    And the third, and sometimes most important, is that however much money you make the short for, it needs to look like it was made for 10 times as much. If your budget is $5,000, it needs to look like a $50,000 short film. If your budget is $50,000, it needs to look like a half million dollar low budget feature film. Producers who look at your short want to see what you can do with the money you are given and they don’t just want to see every cent on the screen – they want to see tons more than that! They want to see what you can make ten grand look like before they will be willing to give you a million.

    So in order to make your sure you’re giving your short its best chances, here are some specific tips to keep in mind –

    Start with a truly tight and complete script and story. It’s not three-act structure per se, but there is a big difference between writing a complete stand-alone story and writing what feels like one random scene taken from a larger story no one can figure out.  It can feel like it could be expanded and explored into a much larger story, but it should be able to stand alone.

    It’s great to be a multi-hyphenate and do everything yourself, but if writing isn’t your strong suit and isn’t what you’re trying to do – then find a real writer (or consultant) to help you.

    Unlike a feature, where you have 5-10 pages to create a world and a tone and genre and character, in a short, you have ONE page. One. That’s it.

    Find a talented crew you trust and who won’t complain about long days and shitty conditions. Stock the craft service tables like you’re at a bar mitzvah. And if you can only hire 3 awesome people, make it your First AD, a Lighting Designer and a Sound Guy. Good lighting and sound designers are worth their weight in gold and a great First AD will keep everyone else in line.

    Don’t hire actors just because they are your neighbors and friends. If they can’t bring the words to life, it doesn’t matter how good the shot is – it will be painful to watch.

    Keep your shorts under 8 minutes – that’s as long as any executive is going to give your project.
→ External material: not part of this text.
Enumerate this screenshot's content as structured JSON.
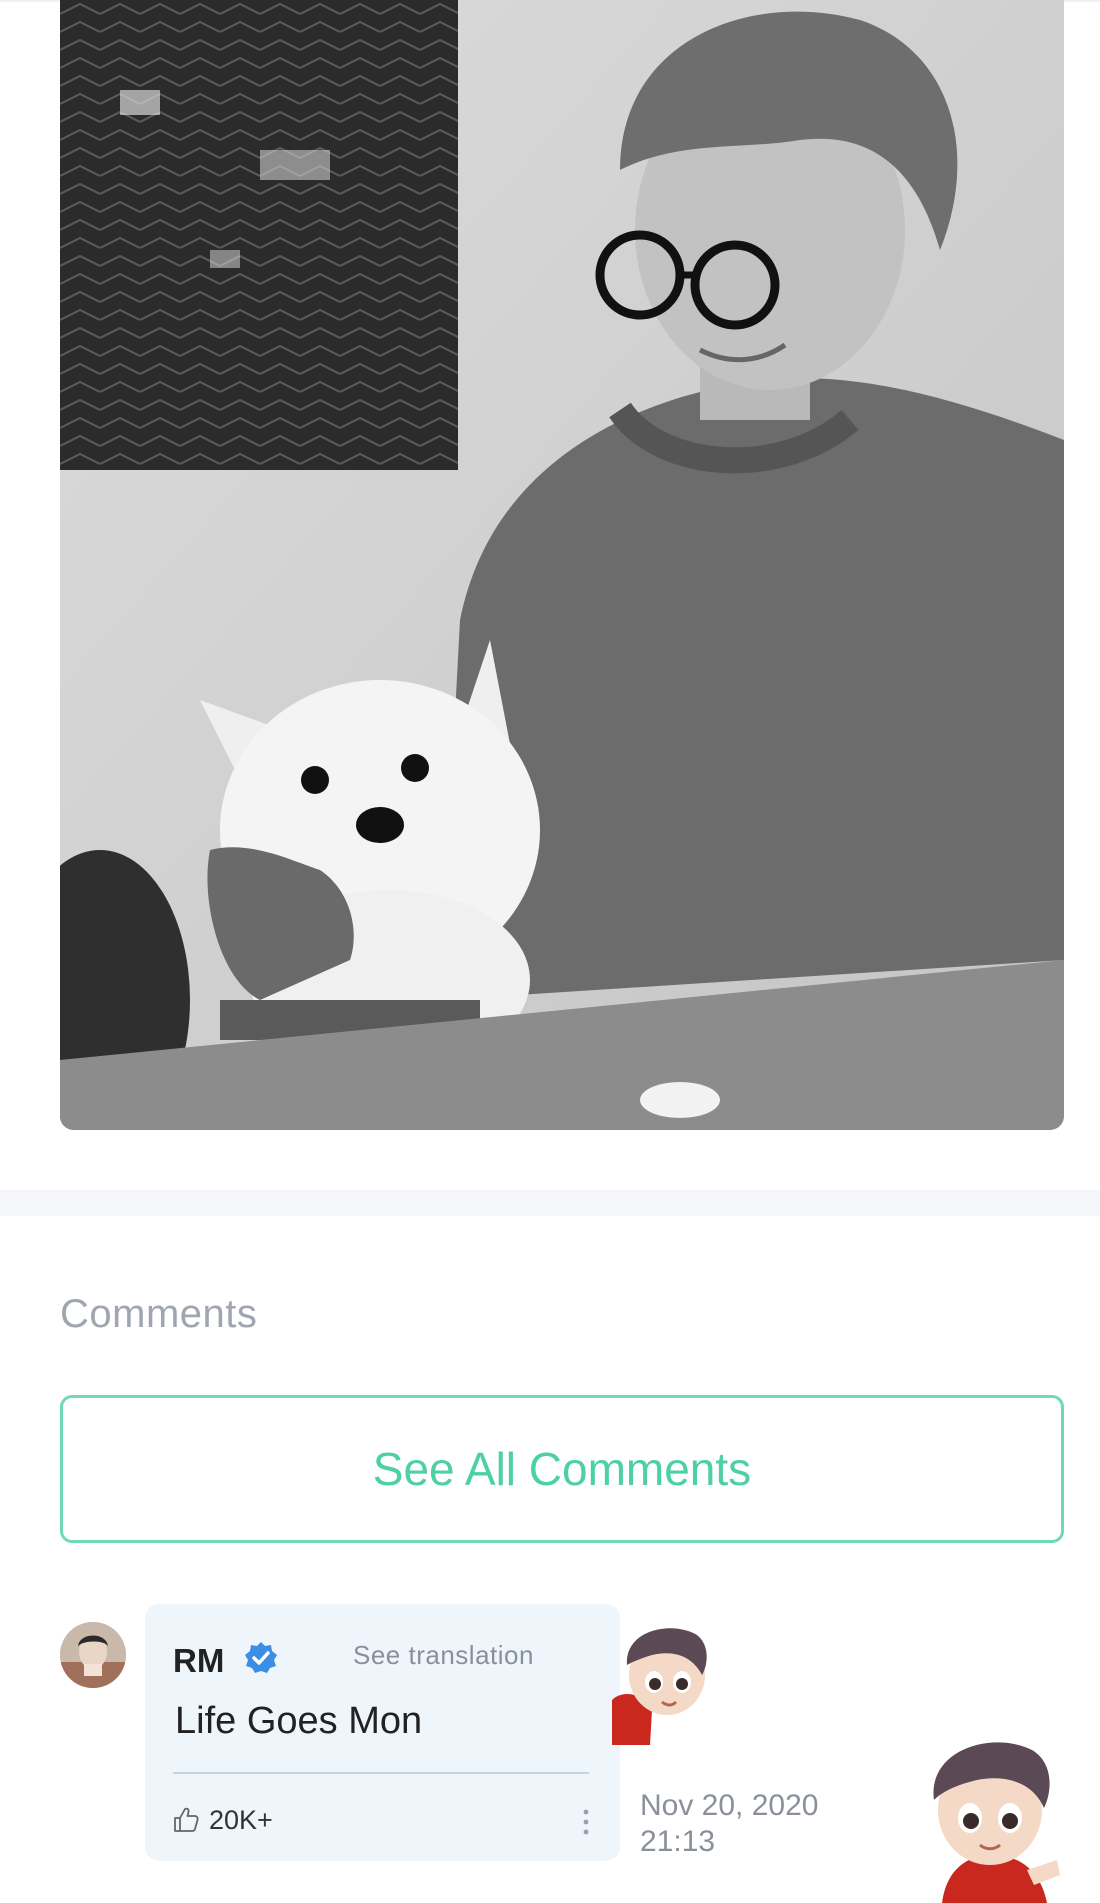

And keep in mind that it takes a solid minute to roll credits. Don’t waste time with credits at the beginning of your short.

    Write a story with very few locations and very few changes in time of day. If your whole short film can be shot at night, it will be much easier to schedule and keep consistent and you won’t need to have a skip day for your crew to adjust to day shoots.

    Your story should have as few characters as necessary to tell your story and preferably use as few extras as possible, if any.

    If you are shooting outdoors, always check weather reports from multiple sources. Then check them again.

    Always, always, always have a plan and a schedule and a shot list. Know which shots you want, but always, always, always get enough coverage just in case. One of the biggest problems we had on one of the shorts I produced was that the director knew exactly what shots she wanted, but if I didn’t suggest alternatives, she never would have had the coverage we needed.

    Despite what some filmmaking teachers might say, I think everyone should be involved in making a short film at least once. It’s great experience and usually a great deal of fun. But if you’re relying on your short film being the thing that gets you signed by CAA and pays your bills, I hope you have a Plan B.

©2010 No BullScript Consulting - All Rights Reserved     Powered by Discreet